Two Dramas Take on Social, Cultural Differences
Jack Nicholson did it in "As Good as It Gets," and Harrison Ford did it in "Six Days, Seven Nights," and Warren Beatty did it in "Bulworth." So shouldn't Hollywood's women get to do it for a change?
It happens in How Stella Got Her Groove Back, one of the rare movies where an older woman wins the heart of a younger man, instead of some weather-beaten male star strolling into the sunset with an actress who's a whippersnapper by comparison.
And who could blame the younger man in question? His name is Winston, he's 20 years old, and he's cooking at a Jamaican resort while deciding whether to become a doctor like his dad. That's where he meets Stella, a 40-year-old executive who's been downsized from her job and wants to forget her troubles with a few days of tropical sunshine. One conversation is all Winston needs to fall in love with this brainy California beauty, and if people worry about their ages, a look at their starry eyes will prove this is real romance, not a mere flirtation with novelty.
Based on a novel by Terry McMillan, whose "Waiting to Exhale" inspired a Hollywood hit not long ago, "Stella" appears to be aimed at the same audience of women in general and African-American women in particular. Additional box-office power may come from older women and, yes, men of all ages who find Angela Bassett, the gifted star of "Malcolm X" and "What's Love Got to Do With It," among many other films, as appealing as any star today.

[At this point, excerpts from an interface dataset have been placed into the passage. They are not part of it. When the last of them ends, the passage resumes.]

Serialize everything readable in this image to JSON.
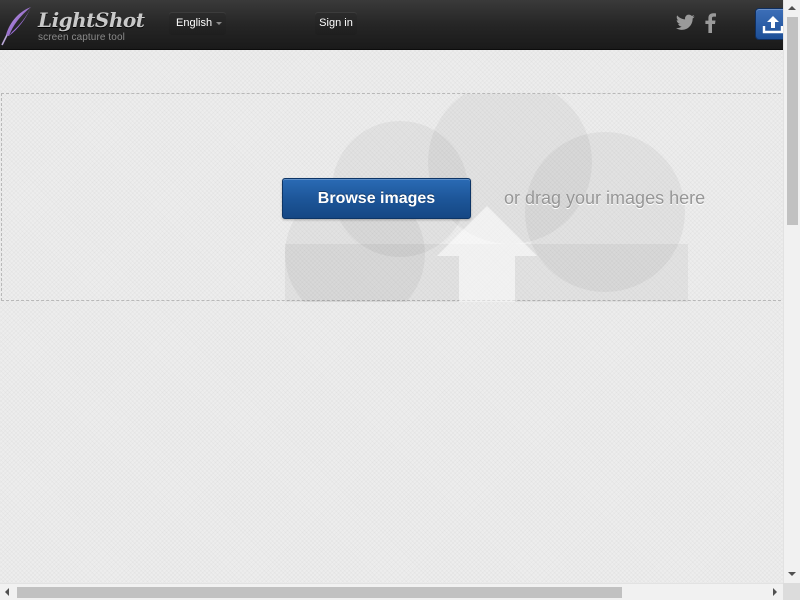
{
  "header": {
    "logo": {
      "title": "LightShot",
      "subtitle": "screen capture tool",
      "icon": "feather-icon"
    },
    "language": {
      "selected": "English",
      "icon": "chevron-down-icon"
    },
    "signin_label": "Sign in",
    "social": {
      "twitter_icon": "twitter-icon",
      "facebook_icon": "facebook-icon"
    },
    "upload_icon": "upload-icon"
  },
  "dropzone": {
    "browse_label": "Browse images",
    "drag_text": "or drag your images here",
    "background_icon": "cloud-upload-icon"
  },
  "colors": {
    "header_bg": "#262626",
    "accent_blue": "#1d5699",
    "page_bg": "#ededed",
    "drag_text": "#969696"
  }
}
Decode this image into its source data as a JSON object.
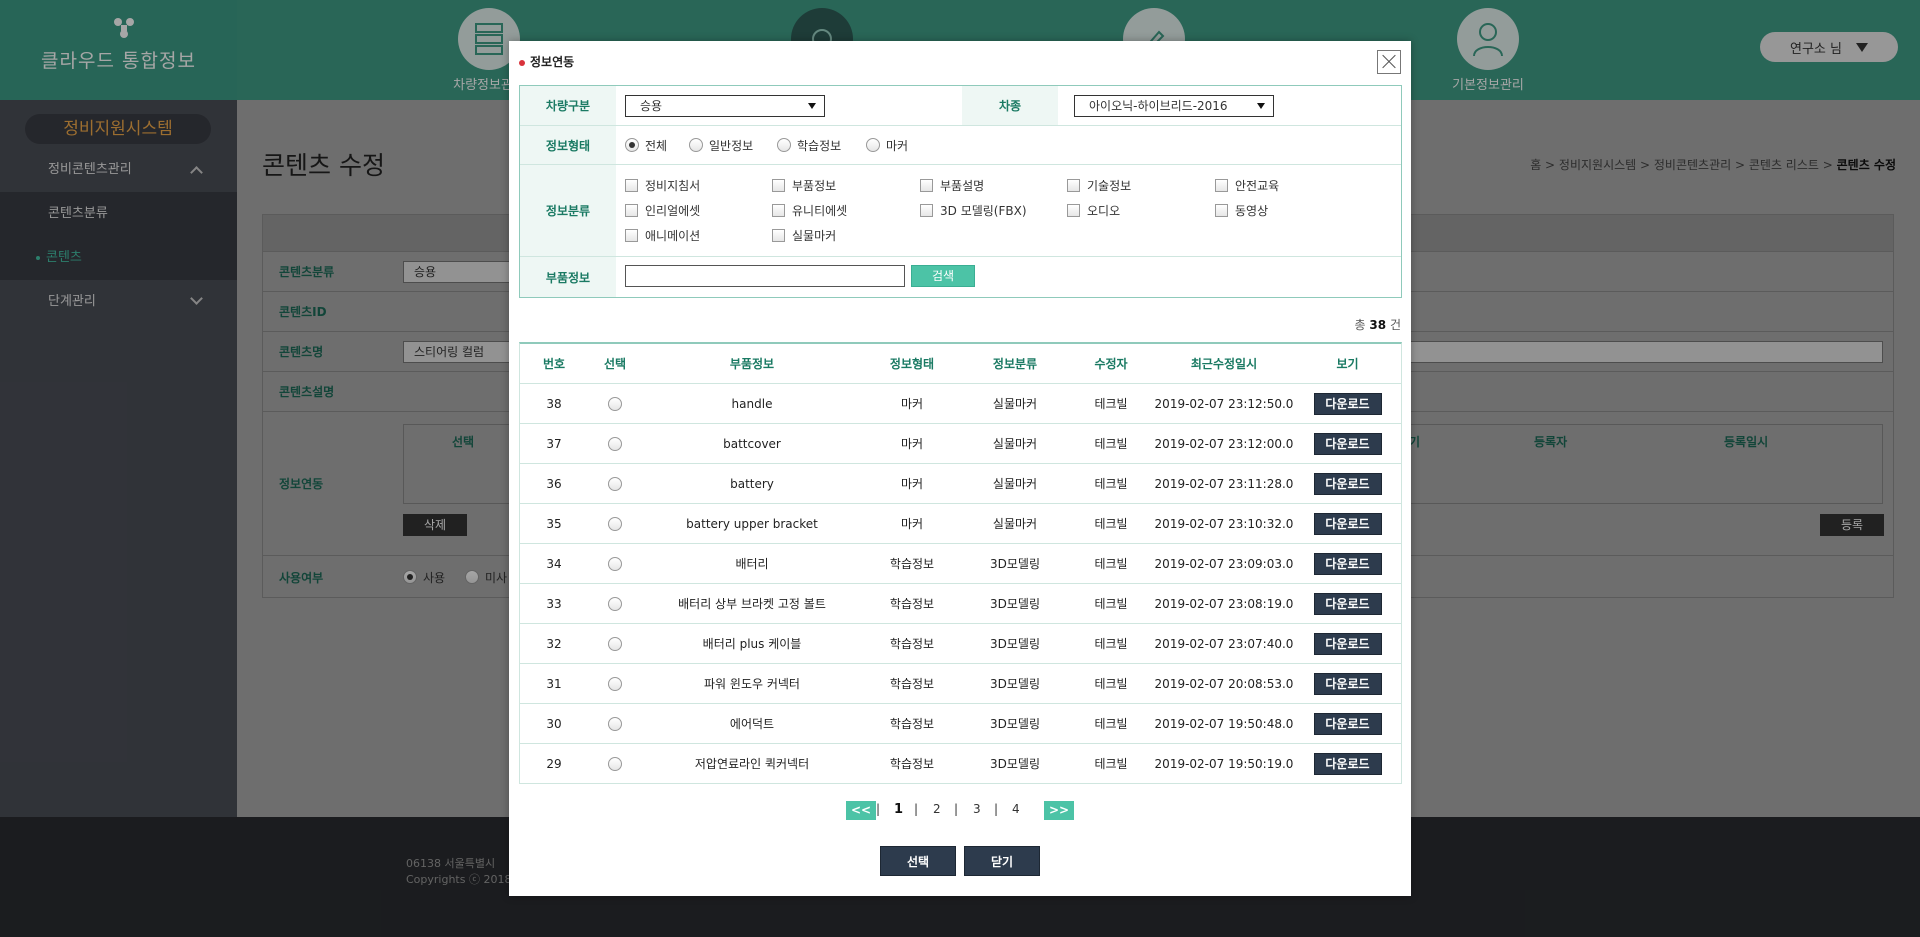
{
  "app": {
    "title": "클라우드 통합정보"
  },
  "topnav": [
    {
      "label": "차량정보관리"
    },
    {
      "label": ""
    },
    {
      "label": ""
    },
    {
      "label": "기본정보관리"
    }
  ],
  "user": {
    "label": "연구소 님"
  },
  "sidebar": {
    "system": "정비지원시스템",
    "items": [
      {
        "label": "정비콘텐츠관리"
      },
      {
        "label": "콘텐츠분류"
      },
      {
        "label": "콘텐츠"
      },
      {
        "label": "단계관리"
      }
    ]
  },
  "page": {
    "title": "콘텐츠 수정",
    "breadcrumb": [
      "홈",
      "정비지원시스템",
      "정비콘텐츠관리",
      "콘텐츠 리스트",
      "콘텐츠 수정"
    ]
  },
  "form": {
    "labels": {
      "category": "콘텐츠분류",
      "id": "콘텐츠ID",
      "name": "콘텐츠명",
      "desc": "콘텐츠설명",
      "link": "정보연동",
      "use": "사용여부"
    },
    "category_value": "승용",
    "name_value": "스티어링 컬럼",
    "link_headers": {
      "select": "선택",
      "date": "기",
      "registrant": "등록자",
      "regdate": "등록일시"
    },
    "delete_label": "삭제",
    "register_label": "등록",
    "use_options": [
      "사용",
      "미사"
    ]
  },
  "footer": {
    "line1": "06138 서울특별시 ",
    "line2": "Copyrights ⓒ 2018"
  },
  "modal": {
    "title": "정보연동",
    "filters": {
      "vehicle_type_label": "차량구분",
      "vehicle_type_value": "승용",
      "model_label": "차종",
      "model_value": "아이오닉-하이브리드-2016",
      "info_form_label": "정보형태",
      "info_form_options": [
        "전체",
        "일반정보",
        "학습정보",
        "마커"
      ],
      "info_class_label": "정보분류",
      "info_class_options": [
        "정비지침서",
        "부품정보",
        "부품설명",
        "기술정보",
        "안전교육",
        "인리얼에셋",
        "유니티에셋",
        "3D 모델링(FBX)",
        "오디오",
        "동영상",
        "애니메이션",
        "실물마커"
      ],
      "part_label": "부품정보",
      "part_value": "",
      "search_label": "검색"
    },
    "total": {
      "prefix": "총",
      "count": "38",
      "suffix": "건"
    },
    "table": {
      "headers": [
        "번호",
        "선택",
        "부품정보",
        "정보형태",
        "정보분류",
        "수정자",
        "최근수정일시",
        "보기"
      ],
      "rows": [
        {
          "no": "38",
          "part": "handle",
          "form": "마커",
          "class": "실물마커",
          "editor": "테크빌",
          "date": "2019-02-07 23:12:50.0",
          "view": "다운로드"
        },
        {
          "no": "37",
          "part": "battcover",
          "form": "마커",
          "class": "실물마커",
          "editor": "테크빌",
          "date": "2019-02-07 23:12:00.0",
          "view": "다운로드"
        },
        {
          "no": "36",
          "part": "battery",
          "form": "마커",
          "class": "실물마커",
          "editor": "테크빌",
          "date": "2019-02-07 23:11:28.0",
          "view": "다운로드"
        },
        {
          "no": "35",
          "part": "battery upper bracket",
          "form": "마커",
          "class": "실물마커",
          "editor": "테크빌",
          "date": "2019-02-07 23:10:32.0",
          "view": "다운로드"
        },
        {
          "no": "34",
          "part": "배터리",
          "form": "학습정보",
          "class": "3D모델링",
          "editor": "테크빌",
          "date": "2019-02-07 23:09:03.0",
          "view": "다운로드"
        },
        {
          "no": "33",
          "part": "배터리 상부 브라켓 고정 볼트",
          "form": "학습정보",
          "class": "3D모델링",
          "editor": "테크빌",
          "date": "2019-02-07 23:08:19.0",
          "view": "다운로드"
        },
        {
          "no": "32",
          "part": "배터리 plus 케이블",
          "form": "학습정보",
          "class": "3D모델링",
          "editor": "테크빌",
          "date": "2019-02-07 23:07:40.0",
          "view": "다운로드"
        },
        {
          "no": "31",
          "part": "파워 윈도우 커넥터",
          "form": "학습정보",
          "class": "3D모델링",
          "editor": "테크빌",
          "date": "2019-02-07 20:08:53.0",
          "view": "다운로드"
        },
        {
          "no": "30",
          "part": "에어덕트",
          "form": "학습정보",
          "class": "3D모델링",
          "editor": "테크빌",
          "date": "2019-02-07 19:50:48.0",
          "view": "다운로드"
        },
        {
          "no": "29",
          "part": "저압연료라인 퀵커넥터",
          "form": "학습정보",
          "class": "3D모델링",
          "editor": "테크빌",
          "date": "2019-02-07 19:50:19.0",
          "view": "다운로드"
        }
      ]
    },
    "pager": {
      "prev": "<<",
      "next": ">>",
      "pages": [
        "1",
        "2",
        "3",
        "4"
      ],
      "current": "1"
    },
    "buttons": {
      "select": "선택",
      "close": "닫기"
    }
  },
  "colors": {
    "brand": "#3f9d86",
    "accent": "#4cc3a6",
    "dark_button": "#2d3b4d",
    "sidebar": "#4b4f57"
  }
}
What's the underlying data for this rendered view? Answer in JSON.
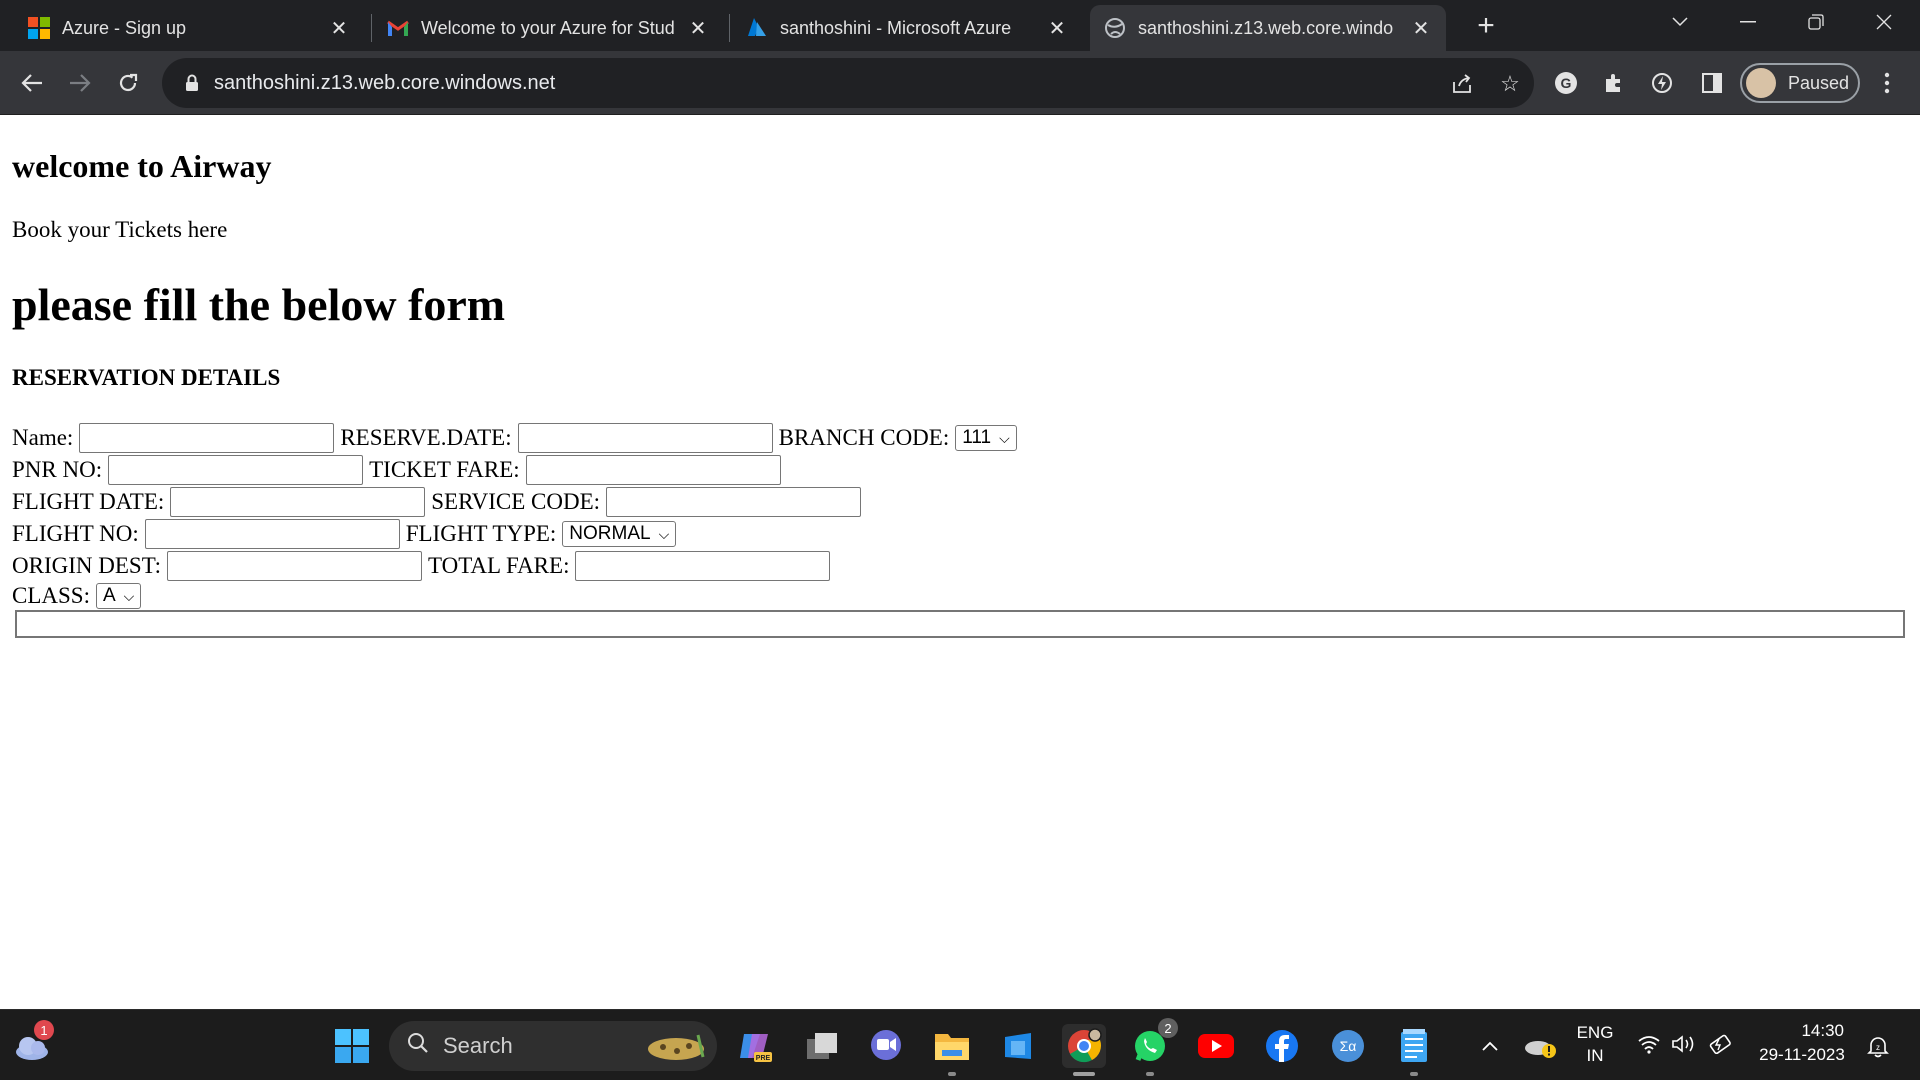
{
  "browser": {
    "tabs": [
      {
        "title": "Azure - Sign up",
        "icon": "microsoft-logo-icon",
        "active": false
      },
      {
        "title": "Welcome to your Azure for Stud",
        "icon": "gmail-icon",
        "active": false
      },
      {
        "title": "santhoshini - Microsoft Azure",
        "icon": "azure-logo-icon",
        "active": false
      },
      {
        "title": "santhoshini.z13.web.core.windo",
        "icon": "globe-icon",
        "active": true
      }
    ],
    "url": "santhoshini.z13.web.core.windows.net",
    "profile_status": "Paused"
  },
  "page": {
    "welcome_heading": "welcome to Airway",
    "subtitle": "Book your Tickets here",
    "form_heading": "please fill the below form",
    "section_title": "RESERVATION DETAILS",
    "fields": {
      "name": {
        "label": "Name:",
        "value": ""
      },
      "reserve_date": {
        "label": "RESERVE.DATE:",
        "value": ""
      },
      "branch_code": {
        "label": "BRANCH CODE:",
        "selected": "111"
      },
      "pnr_no": {
        "label": "PNR NO:",
        "value": ""
      },
      "ticket_fare": {
        "label": "TICKET FARE:",
        "value": ""
      },
      "flight_date": {
        "label": "FLIGHT DATE:",
        "value": ""
      },
      "service_code": {
        "label": "SERVICE CODE:",
        "value": ""
      },
      "flight_no": {
        "label": "FLIGHT NO:",
        "value": ""
      },
      "flight_type": {
        "label": "FLIGHT TYPE:",
        "selected": "NORMAL"
      },
      "origin_dest": {
        "label": "ORIGIN DEST:",
        "value": ""
      },
      "total_fare": {
        "label": "TOTAL FARE:",
        "value": ""
      },
      "class": {
        "label": "CLASS:",
        "selected": "A"
      }
    }
  },
  "taskbar": {
    "weather_badge": "1",
    "search_placeholder": "Search",
    "whatsapp_badge": "2",
    "language": {
      "line1": "ENG",
      "line2": "IN"
    },
    "time": "14:30",
    "date": "29-11-2023"
  },
  "colors": {
    "tabstrip_bg": "#202124",
    "toolbar_bg": "#35363a",
    "taskbar_bg": "#1c1c1c",
    "badge_red": "#e0484f"
  }
}
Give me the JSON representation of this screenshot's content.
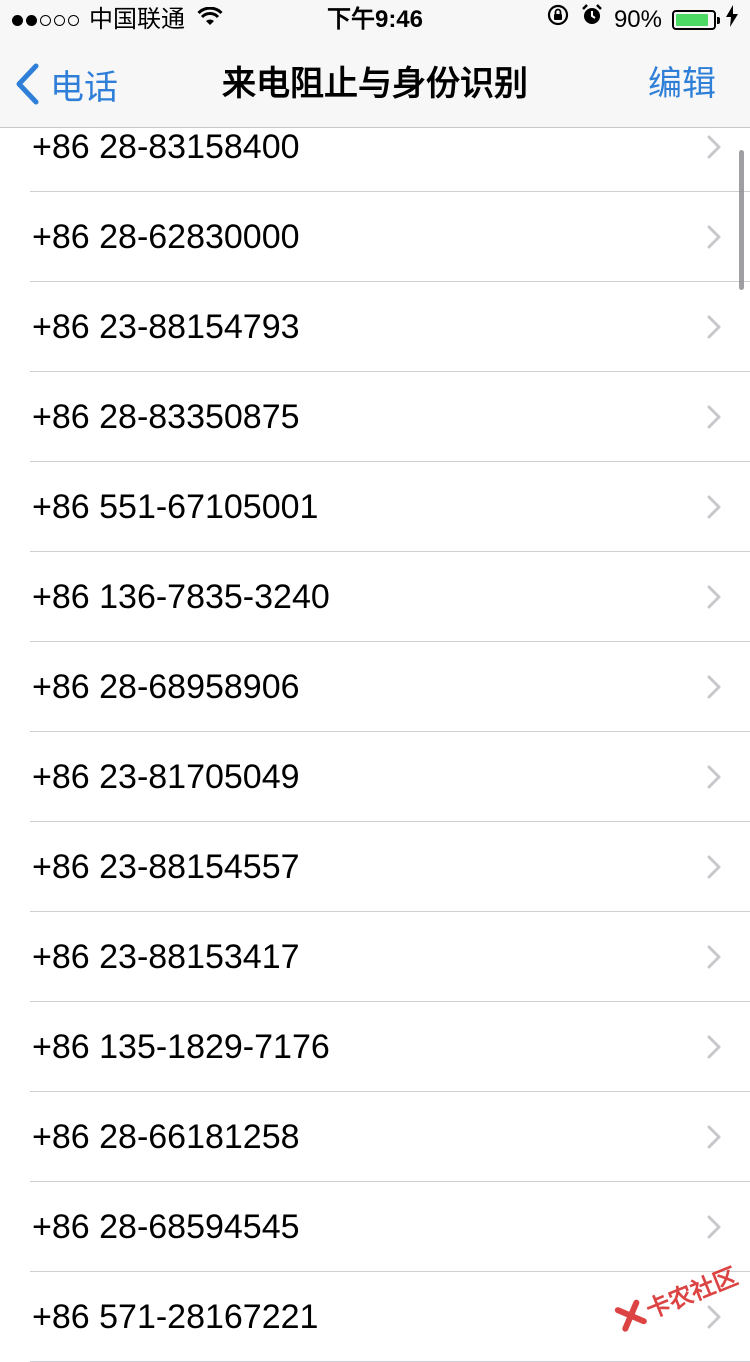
{
  "status_bar": {
    "carrier": "中国联通",
    "time": "下午9:46",
    "battery_percent_label": "90%",
    "battery_level": 0.9
  },
  "navbar": {
    "back_label": "电话",
    "title": "来电阻止与身份识别",
    "edit_label": "编辑"
  },
  "numbers": [
    "+86 28-83158400",
    "+86 28-62830000",
    "+86 23-88154793",
    "+86 28-83350875",
    "+86 551-67105001",
    "+86 136-7835-3240",
    "+86 28-68958906",
    "+86 23-81705049",
    "+86 23-88154557",
    "+86 23-88153417",
    "+86 135-1829-7176",
    "+86 28-66181258",
    "+86 28-68594545",
    "+86 571-28167221"
  ],
  "watermark": {
    "text": "卡农社区"
  },
  "colors": {
    "accent": "#2f7fd8",
    "battery": "#4cd964",
    "watermark": "#d93030"
  }
}
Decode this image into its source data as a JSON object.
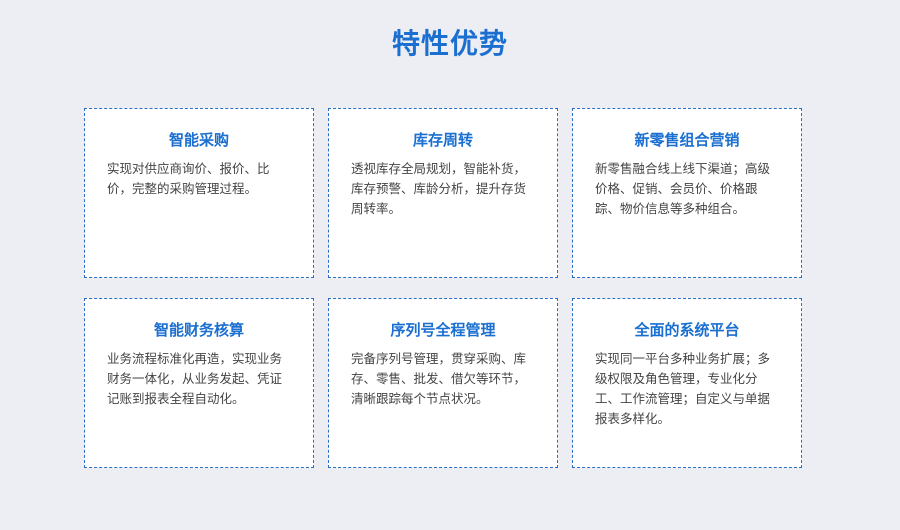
{
  "page": {
    "title": "特性优势"
  },
  "cards": [
    {
      "title": "智能采购",
      "desc": "实现对供应商询价、报价、比价，完整的采购管理过程。"
    },
    {
      "title": "库存周转",
      "desc": "透视库存全局规划，智能补货，库存预警、库龄分析，提升存货周转率。"
    },
    {
      "title": "新零售组合营销",
      "desc": "新零售融合线上线下渠道；高级价格、促销、会员价、价格跟踪、物价信息等多种组合。"
    },
    {
      "title": "智能财务核算",
      "desc": "业务流程标准化再造，实现业务财务一体化，从业务发起、凭证记账到报表全程自动化。"
    },
    {
      "title": "序列号全程管理",
      "desc": "完备序列号管理，贯穿采购、库存、零售、批发、借欠等环节，清晰跟踪每个节点状况。"
    },
    {
      "title": "全面的系统平台",
      "desc": "实现同一平台多种业务扩展；多级权限及角色管理，专业化分工、工作流管理；自定义与单据报表多样化。"
    }
  ],
  "colors": {
    "accent": "#1a6fd0",
    "background": "#eceef3",
    "card_border": "#2a6fc4"
  }
}
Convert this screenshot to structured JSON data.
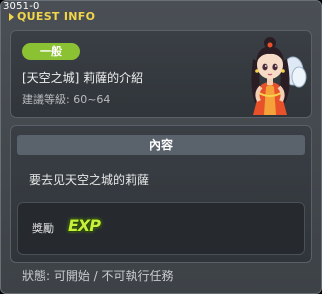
{
  "window": {
    "quest_id": "3051-0",
    "title": "QUEST INFO"
  },
  "quest": {
    "category_badge": "一般",
    "name": "[天空之城] 莉薩的介紹",
    "level_range": "建議等級: 60~64"
  },
  "npc": {
    "icon": "npc-portrait-icon"
  },
  "content": {
    "header": "內容",
    "description": "要去见天空之城的莉薩"
  },
  "reward": {
    "label": "獎勵",
    "exp_label": "EXP",
    "exp_icon": "exp-icon"
  },
  "status": {
    "text": "狀態:  可開始 / 不可執行任務"
  },
  "colors": {
    "title": "#f2d64a",
    "badge": "#8ac234",
    "exp": "#c8f03a"
  }
}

Not that "Stella" stands with the season's best movies. The story doesn't hold enough surprises to justify its running time of more than two hours, and the filmmakers fall back on R-rated sensationalism more often than a genuinely mature movie would need, as if they didn't trust the central relationship to sustain interest on its own.
There are lots of lively performances, though: The cast ranges from newcomer Taye Diggs as Winston to veteran Whoopi Goldberg as Stella's best friend - and the scenery is splendid in Jamaica and San Francisco alike. First-time filmmaker Kevin Rodney Sullivan directed.
In addition to their age difference, Stella and Winston also hail from different countries, giving a touch of multiculturalism to their tale.
Cultural differences play a darker role in Return to Paradise, a new drama that raises more difficult moral issues than it's prepared to handle convincingly.
The story begins by introducing three young Americans on vacation in Malaysia, where casual drug use is among their dubious recreations. When two of them head back to the United States, the third decides to stay and pursue his dream of a career in environmentalism.
A couple of years later, the returned New Yorkers are shocked to learn that their companion was arrested on drug charges soon after their departure, and will be executed as a narcotics dealer unless they go back to Malaysia, confess that some of the drugs belonged to them, and agree to serve time in a very frightening prison. What will they do? And what would we do if we were in their position?
"Return to Paradise" asks hard ethical questions centering on trust, honesty, and self-sacrifice, and it makes them vividly real by linking them with everyday people who never planned to face them in such an urgent, unsettling way.
But what promises to be a challenging and engrossing movie is weakened by two serious flaws. One is the decision to dilute its primary issues with a trite romantic angle involving one of the New Yorkers and a lawyer (Anne Heche) representing the condemned prisoner. The other is a very weak performance by rising star Vince Vaughn as the man involved in this mistimed affair. He's supposed to be facing the most difficult crisis of his life, but through most of the story he barely manages to look nervous.
The picture takes a truly surprising turn near the end, and Joaquin Phoenix turns in such strong acting as the prisoner that he almost compensates for Vaughn's shortcomings. But ultimately "Return to Paradise" is more a squandered opportunity than an enlightening moral tale. Almost a dozen years have passed since director Joseph Ruben reached the top of his form in "The Stepfather," still one of Hollywood's most memorable thrillers. His new effort is more ambitious but a lot less impressive.
* Both films have R ratings. 'Stella' includes nudity and sex, and 'Paradise' includes violence as well. David Sterritt's e-mail address is firstname.lastname@example.org